Students studying A Level Chemistry and BTEC Applied Science at Cheshire College – South & West enjoyed a five-day educational trip to Russia that explored the contribution of the USSR and Russian Federation in the development of science, technology, engineering and mathematics (STEM).
Neil Hewitt, Lecturer in Chemistry at the College’s Crewe Campus, said: “It was a fascinating trip for our students and an opportunity to develop their understanding of the role STEM, has played historically in the modern-day culture of Russia.”
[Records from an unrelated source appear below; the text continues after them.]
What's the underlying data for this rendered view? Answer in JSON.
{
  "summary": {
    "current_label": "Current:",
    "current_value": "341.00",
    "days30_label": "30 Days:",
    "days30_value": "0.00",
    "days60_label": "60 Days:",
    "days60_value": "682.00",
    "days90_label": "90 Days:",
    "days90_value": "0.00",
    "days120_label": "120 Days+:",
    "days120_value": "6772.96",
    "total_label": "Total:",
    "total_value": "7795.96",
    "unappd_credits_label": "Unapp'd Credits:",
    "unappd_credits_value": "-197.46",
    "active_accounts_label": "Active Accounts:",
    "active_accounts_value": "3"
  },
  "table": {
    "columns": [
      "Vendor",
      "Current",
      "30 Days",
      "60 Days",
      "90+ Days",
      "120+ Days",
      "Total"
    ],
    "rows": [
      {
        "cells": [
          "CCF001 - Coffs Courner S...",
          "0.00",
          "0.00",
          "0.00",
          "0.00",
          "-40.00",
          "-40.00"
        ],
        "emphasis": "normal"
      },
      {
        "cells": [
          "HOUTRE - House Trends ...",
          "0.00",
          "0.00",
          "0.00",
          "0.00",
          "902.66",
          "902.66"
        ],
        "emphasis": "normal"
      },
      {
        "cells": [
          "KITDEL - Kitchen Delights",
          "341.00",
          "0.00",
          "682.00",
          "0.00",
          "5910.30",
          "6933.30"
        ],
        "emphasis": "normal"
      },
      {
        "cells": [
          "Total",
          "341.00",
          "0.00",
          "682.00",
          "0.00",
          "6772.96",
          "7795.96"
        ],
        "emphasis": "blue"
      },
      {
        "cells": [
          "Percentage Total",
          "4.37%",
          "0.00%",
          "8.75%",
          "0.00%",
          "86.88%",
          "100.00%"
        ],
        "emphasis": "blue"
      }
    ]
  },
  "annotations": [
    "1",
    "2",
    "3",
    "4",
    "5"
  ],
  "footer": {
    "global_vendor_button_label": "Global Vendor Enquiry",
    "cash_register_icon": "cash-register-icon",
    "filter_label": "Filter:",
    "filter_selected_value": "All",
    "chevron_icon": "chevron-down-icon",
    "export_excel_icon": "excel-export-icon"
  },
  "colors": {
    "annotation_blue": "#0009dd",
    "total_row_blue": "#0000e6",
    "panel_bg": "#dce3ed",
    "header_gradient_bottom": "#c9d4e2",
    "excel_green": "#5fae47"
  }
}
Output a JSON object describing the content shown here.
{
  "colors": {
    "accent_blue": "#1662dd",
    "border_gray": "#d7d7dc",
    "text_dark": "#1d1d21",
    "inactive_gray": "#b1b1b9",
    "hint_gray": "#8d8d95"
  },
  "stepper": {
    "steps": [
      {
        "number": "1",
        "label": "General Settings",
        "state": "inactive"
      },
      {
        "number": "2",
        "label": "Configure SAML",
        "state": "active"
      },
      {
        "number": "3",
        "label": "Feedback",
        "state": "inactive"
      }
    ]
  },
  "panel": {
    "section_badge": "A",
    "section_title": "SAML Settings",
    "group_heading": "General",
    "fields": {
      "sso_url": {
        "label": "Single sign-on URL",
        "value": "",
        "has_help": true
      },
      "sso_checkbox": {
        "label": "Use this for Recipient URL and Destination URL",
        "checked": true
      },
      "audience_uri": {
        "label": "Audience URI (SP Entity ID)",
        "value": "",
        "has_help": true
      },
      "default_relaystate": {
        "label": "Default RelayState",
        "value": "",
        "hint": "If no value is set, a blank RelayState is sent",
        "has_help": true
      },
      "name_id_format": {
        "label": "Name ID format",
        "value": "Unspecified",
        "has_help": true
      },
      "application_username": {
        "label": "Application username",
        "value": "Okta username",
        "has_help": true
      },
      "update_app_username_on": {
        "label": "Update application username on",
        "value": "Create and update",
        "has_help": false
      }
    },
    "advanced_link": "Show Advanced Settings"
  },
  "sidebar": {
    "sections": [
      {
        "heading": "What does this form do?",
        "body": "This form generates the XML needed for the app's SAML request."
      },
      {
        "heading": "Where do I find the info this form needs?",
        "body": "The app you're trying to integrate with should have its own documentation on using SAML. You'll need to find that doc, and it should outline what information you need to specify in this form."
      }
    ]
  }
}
As well as the chance to explore the world-famous sights of Moscow including the Kremlin, Lenin’s Tomb and St Basil’s Cathedral, students visited Bunker-42. Built in the 50s by order of Stalin, it was a key command centre for coordinating nuclear attacks on the enemies of the USSR.
Kinga Piechowicz, 24, from Crewe, said: “It was incredible, the bunker occupies more than 7000 square meters, and is located 65 meters below ground level. We learnt facts about the Cold War.”
Another highlight of the trip was visiting the Museum of Cosmonautics in Moscow and the Museum of Rocket Technology in St Petersburg. The museums showcased how Soviet space science evolved starting from the first man- made satellites, the first manned space flight, the first space walks, Moon exploration programs, Solar system exploration programmes and international space research programmes.
Owen Roberts, 18, from Crewe, added: “To see how the sciences – maths, physics, chemistry and biology were applied to enable space travel was amazing. The whole trip really inspired me and has really opened my eyes to the importance of science in society.”
The trip also included cultural visits such as the Hermitage and the Summer Palace in Pushkin
For more information about studying Applied Science at Cheshire College – South & West, visit ccsw.ac.uk or call 01270 654654.